→ RECORDS FOR THE EXERCISE
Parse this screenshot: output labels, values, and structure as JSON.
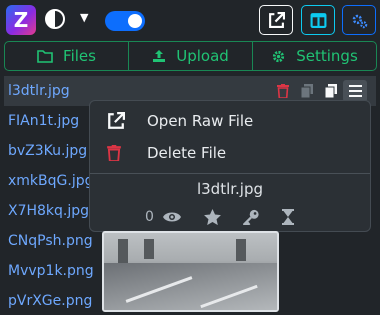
{
  "logo": {
    "letter": "Z"
  },
  "nav": {
    "files_label": "Files",
    "upload_label": "Upload",
    "settings_label": "Settings"
  },
  "files": [
    "l3dtlr.jpg",
    "FIAn1t.jpg",
    "bvZ3Ku.jpg",
    "xmkBqG.jpg",
    "X7H8kq.jpg",
    "CNqPsh.png",
    "Mvvp1k.png",
    "pVrXGe.png"
  ],
  "context_menu": {
    "open_raw_label": "Open Raw File",
    "delete_label": "Delete File",
    "file_name": "l3dtlr.jpg",
    "view_count": "0"
  },
  "colors": {
    "accent": "#0d6efd",
    "success": "#198754",
    "danger": "#dc3545",
    "info": "#0dcaf0"
  }
}
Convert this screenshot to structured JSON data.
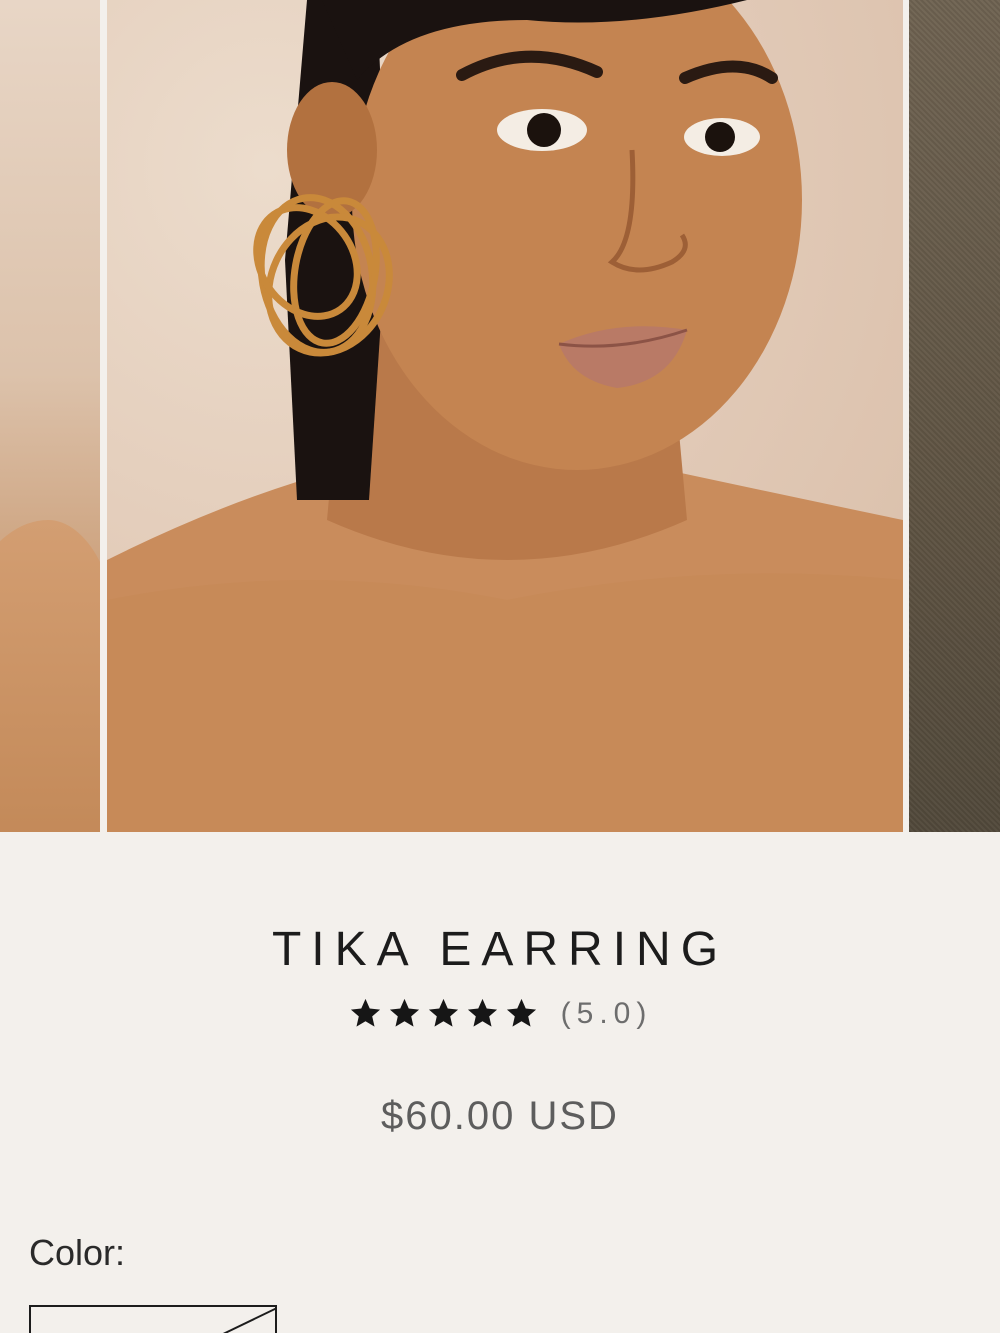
{
  "gallery": {
    "previous_image": "product-photo-previous",
    "main_image": "model-wearing-gold-hoop-earring",
    "next_image": "product-photo-next"
  },
  "product": {
    "title": "TIKA EARRING",
    "rating": {
      "stars": 5,
      "max_stars": 5,
      "value_text": "(5.0)"
    },
    "price": "$60.00 USD"
  },
  "options": {
    "color_label": "Color:",
    "selected_swatch": "color-swatch-selected"
  },
  "colors": {
    "background": "#f3f0ec",
    "text_primary": "#1c1c1c",
    "text_muted": "#6d6d6d",
    "earring_gold": "#c9893a"
  }
}
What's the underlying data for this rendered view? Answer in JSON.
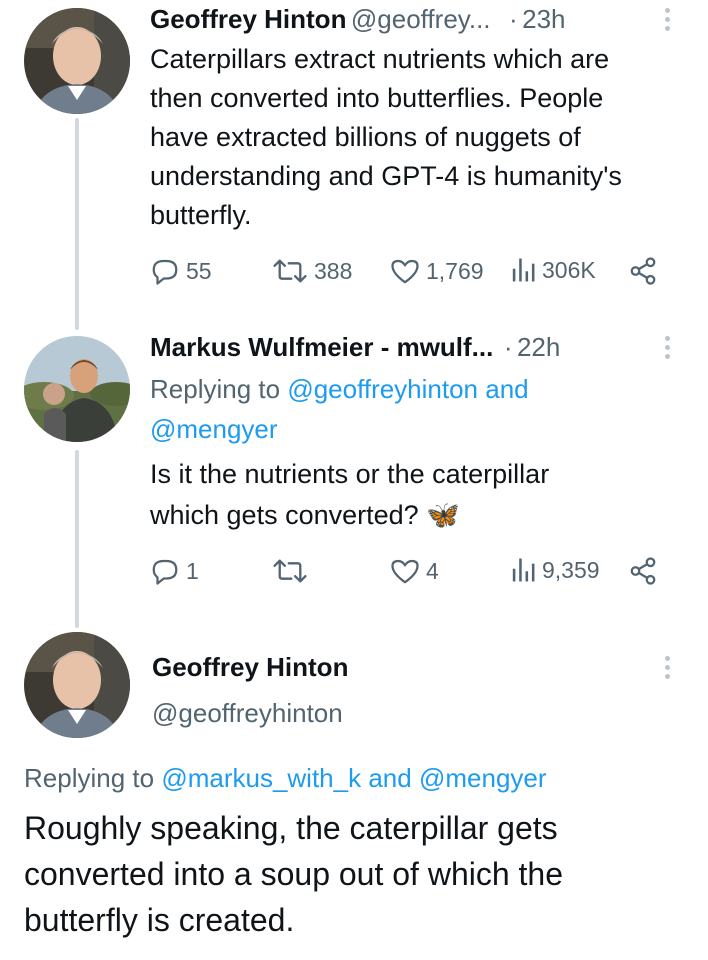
{
  "tweet1": {
    "display_name": "Geoffrey Hinton",
    "handle": "@geoffrey...",
    "separator": "·",
    "time": "23h",
    "lines": [
      "Caterpillars extract nutrients which are",
      "then converted into butterflies. People",
      "have extracted billions of nuggets of",
      "understanding and GPT-4 is humanity's",
      "butterfly."
    ],
    "replies": "55",
    "retweets": "388",
    "likes": "1,769",
    "views": "306K"
  },
  "tweet2": {
    "display_name": "Markus Wulfmeier - mwulf...",
    "separator": "·",
    "time": "22h",
    "replying_prefix": "Replying to",
    "mention1": "@geoffreyhinton",
    "and_word": "and",
    "mention2": "@mengyer",
    "lines": [
      "Is it the nutrients or the caterpillar",
      "which gets converted?"
    ],
    "emoji": "🦋",
    "replies": "1",
    "retweets": "",
    "likes": "4",
    "views": "9,359"
  },
  "tweet3": {
    "display_name": "Geoffrey Hinton",
    "handle": "@geoffreyhinton",
    "replying_prefix": "Replying to",
    "mention1": "@markus_with_k",
    "and_word": "and",
    "mention2": "@mengyer",
    "lines": [
      "Roughly speaking, the caterpillar gets",
      "converted into a soup out of which the",
      "butterfly is created."
    ]
  },
  "colors": {
    "text": "#0f1419",
    "secondary": "#536471",
    "link": "#1d9bf0",
    "thread_line": "#cfd9de"
  },
  "icons": [
    "reply-icon",
    "retweet-icon",
    "like-icon",
    "views-icon",
    "share-icon",
    "more-icon",
    "butterfly-emoji"
  ]
}
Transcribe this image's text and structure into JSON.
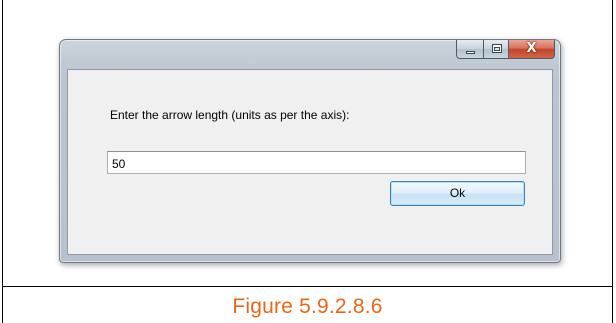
{
  "dialog": {
    "prompt": "Enter the arrow length (units as per the axis):",
    "input_value": "50",
    "ok_label": "Ok",
    "close_glyph": "X"
  },
  "caption": {
    "text": "Figure 5.9.2.8.6"
  },
  "colors": {
    "caption": "#e8661a",
    "close_button": "#c4452b",
    "ok_border": "#3c7fb1"
  }
}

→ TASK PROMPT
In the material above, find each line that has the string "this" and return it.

→ REPLY
Parse this screenshot: output labels, values, and structure as JSON.
Convert this screenshot to structured JSON data.
What's the underlying data for this rendered view? Answer in JSON.
Transcribe this image's text and structure into JSON.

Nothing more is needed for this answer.